## Try it
Using the material below, work out how many lines contain "value". Only the number is wanted.

## Material provided

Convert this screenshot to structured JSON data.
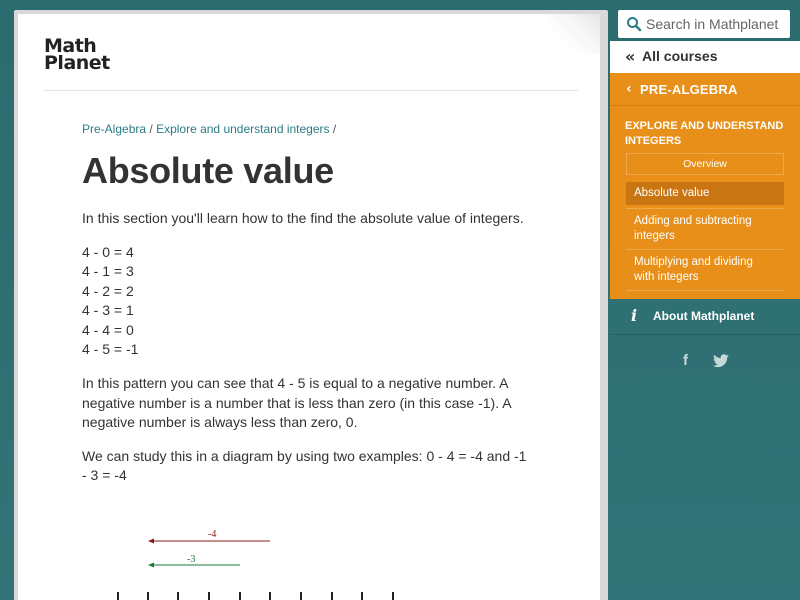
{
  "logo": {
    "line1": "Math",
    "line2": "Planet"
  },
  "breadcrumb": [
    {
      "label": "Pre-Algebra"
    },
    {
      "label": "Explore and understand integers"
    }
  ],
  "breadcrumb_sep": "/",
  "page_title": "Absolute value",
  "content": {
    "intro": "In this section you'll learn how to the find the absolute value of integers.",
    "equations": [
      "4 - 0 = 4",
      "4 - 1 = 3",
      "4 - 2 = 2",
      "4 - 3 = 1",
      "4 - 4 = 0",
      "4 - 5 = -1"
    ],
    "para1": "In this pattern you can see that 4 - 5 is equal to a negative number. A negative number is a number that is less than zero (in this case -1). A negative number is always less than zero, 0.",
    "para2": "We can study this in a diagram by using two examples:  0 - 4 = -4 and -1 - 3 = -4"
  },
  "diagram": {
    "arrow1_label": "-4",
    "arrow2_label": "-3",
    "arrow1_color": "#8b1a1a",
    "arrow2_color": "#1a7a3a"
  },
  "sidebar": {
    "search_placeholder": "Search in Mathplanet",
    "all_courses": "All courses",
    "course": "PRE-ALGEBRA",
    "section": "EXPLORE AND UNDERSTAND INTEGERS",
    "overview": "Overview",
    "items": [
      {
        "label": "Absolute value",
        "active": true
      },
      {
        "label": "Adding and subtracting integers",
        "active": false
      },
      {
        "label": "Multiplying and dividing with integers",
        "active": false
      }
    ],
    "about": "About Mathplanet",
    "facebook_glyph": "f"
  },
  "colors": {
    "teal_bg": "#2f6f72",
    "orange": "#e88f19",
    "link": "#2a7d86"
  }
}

## Solution
3